Navajo and Hopi water and public health have already been damaged severely by past uranium and coal mining in and around their communities. Kyl and McCain now want to strip any remaining and rightful legal protections against the present and real dangers of such future contaminations.
S.2109 and the “Settlement Agreement” require the Navajo and Hopi to give Peabody Coal Mining Company and the Salt River Project and other owners of the Navajo Generating Station (NGS) tens of thousands of acre-feet of Navajo and Hopi water annually, albeit without any compensation. It also will force the extension of Peabody and NGS leases without Navajo and Hopi community input, or regard for past and continuing harmful impacts to public health, water supplies and water quality – as necessary pre-conditions to Navajo and Hopi receiving Congressional appropriations for minimal domestic water development.
Kyl and McCain are behaving like this 1912, instead of 2012 where Native Americans have civil rights as guaranteed by the U.S. Constitution. But, considering the mantra of hate the GOP has acquired in recent years, this should come as no surprise to most of us. Still, using the power of the U.S. Senate to engage in near-terroristic threats to any group is amoral and un-American. It’s appalling that this crap is occurring even now.
I’ve started a petition on Change.org to have this bill removed from consideration in the U.S. Senate: http://www.change.org/petitions/u-s-senate-remove-s-2109-from-consideration.

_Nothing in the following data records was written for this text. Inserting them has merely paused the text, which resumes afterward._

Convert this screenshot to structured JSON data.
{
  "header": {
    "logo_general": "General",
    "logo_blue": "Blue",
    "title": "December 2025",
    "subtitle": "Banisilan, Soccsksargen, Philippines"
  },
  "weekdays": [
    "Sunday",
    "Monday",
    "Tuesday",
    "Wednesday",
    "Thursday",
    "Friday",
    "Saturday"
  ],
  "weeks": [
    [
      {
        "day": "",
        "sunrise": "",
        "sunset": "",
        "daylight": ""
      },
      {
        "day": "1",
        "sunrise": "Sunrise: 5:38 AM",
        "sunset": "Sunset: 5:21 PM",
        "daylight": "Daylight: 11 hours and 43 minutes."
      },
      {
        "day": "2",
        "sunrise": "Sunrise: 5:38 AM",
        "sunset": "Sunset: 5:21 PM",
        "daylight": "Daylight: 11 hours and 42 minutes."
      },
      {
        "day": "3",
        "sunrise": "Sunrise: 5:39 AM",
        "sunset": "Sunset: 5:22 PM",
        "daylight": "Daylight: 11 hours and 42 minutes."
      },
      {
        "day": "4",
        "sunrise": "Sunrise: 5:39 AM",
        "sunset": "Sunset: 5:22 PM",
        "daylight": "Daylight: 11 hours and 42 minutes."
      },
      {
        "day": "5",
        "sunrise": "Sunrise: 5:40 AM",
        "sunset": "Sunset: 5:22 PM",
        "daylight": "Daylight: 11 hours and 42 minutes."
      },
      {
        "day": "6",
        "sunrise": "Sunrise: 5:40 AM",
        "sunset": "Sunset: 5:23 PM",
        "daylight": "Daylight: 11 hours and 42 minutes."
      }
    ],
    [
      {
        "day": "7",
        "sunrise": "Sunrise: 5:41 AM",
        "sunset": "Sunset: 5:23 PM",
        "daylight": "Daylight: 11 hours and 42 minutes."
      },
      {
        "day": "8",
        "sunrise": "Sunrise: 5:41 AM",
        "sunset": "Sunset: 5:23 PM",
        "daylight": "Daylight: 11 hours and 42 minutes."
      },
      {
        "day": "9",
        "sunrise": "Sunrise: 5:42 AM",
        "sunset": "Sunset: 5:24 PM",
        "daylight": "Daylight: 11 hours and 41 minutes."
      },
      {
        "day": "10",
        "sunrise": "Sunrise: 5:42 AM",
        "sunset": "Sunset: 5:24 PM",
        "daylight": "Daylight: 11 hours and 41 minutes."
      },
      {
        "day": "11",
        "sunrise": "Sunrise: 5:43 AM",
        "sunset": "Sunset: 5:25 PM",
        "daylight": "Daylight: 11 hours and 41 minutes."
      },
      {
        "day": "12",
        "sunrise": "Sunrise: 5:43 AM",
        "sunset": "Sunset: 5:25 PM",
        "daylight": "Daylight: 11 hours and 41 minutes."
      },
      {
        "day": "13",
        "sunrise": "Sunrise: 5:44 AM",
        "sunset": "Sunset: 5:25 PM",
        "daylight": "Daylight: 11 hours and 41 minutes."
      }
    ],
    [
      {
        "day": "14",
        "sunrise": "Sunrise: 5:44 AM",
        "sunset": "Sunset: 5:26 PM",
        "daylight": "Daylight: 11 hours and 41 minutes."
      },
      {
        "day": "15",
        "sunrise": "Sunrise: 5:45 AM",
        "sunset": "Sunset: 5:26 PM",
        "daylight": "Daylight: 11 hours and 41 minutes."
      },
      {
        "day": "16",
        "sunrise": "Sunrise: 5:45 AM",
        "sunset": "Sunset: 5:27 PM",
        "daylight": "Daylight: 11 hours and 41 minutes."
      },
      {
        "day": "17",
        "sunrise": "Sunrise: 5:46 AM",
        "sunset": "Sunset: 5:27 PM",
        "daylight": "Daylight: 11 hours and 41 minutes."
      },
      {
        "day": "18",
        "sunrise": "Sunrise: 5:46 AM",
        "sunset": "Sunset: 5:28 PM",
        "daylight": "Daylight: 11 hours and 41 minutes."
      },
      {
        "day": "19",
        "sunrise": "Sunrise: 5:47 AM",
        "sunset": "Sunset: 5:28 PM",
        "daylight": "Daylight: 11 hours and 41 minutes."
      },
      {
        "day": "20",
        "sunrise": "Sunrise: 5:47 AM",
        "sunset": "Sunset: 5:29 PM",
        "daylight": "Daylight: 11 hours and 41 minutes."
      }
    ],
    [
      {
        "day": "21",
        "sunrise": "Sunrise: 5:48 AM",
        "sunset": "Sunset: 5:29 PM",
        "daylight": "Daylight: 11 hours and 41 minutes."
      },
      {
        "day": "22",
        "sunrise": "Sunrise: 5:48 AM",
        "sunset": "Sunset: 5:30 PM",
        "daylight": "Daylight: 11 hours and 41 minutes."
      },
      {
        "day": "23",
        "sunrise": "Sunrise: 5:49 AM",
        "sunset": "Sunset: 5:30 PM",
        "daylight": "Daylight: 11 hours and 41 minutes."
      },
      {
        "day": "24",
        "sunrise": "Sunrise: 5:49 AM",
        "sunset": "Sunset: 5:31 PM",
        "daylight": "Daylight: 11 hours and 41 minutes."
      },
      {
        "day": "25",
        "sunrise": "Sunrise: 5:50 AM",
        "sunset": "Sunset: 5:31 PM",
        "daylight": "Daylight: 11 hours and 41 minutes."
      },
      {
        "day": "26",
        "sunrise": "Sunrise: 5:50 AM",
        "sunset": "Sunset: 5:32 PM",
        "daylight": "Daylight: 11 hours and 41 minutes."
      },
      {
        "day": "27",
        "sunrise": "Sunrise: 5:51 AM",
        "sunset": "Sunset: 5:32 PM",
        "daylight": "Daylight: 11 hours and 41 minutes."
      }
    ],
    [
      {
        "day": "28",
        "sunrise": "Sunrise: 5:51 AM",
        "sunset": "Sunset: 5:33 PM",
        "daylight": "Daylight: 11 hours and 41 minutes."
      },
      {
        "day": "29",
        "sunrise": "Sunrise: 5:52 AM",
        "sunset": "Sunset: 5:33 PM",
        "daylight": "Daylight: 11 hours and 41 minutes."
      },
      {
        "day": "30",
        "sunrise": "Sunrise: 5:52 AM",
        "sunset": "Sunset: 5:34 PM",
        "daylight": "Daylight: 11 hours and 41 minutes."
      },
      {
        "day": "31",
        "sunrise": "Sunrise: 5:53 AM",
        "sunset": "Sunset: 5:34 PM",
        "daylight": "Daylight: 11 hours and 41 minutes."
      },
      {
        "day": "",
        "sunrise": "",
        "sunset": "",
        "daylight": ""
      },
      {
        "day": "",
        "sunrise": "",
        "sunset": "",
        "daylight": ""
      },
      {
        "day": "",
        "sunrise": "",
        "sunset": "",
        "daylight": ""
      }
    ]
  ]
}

Thanks to fellow writer and blogger K.B. Schaller for alerting me to this.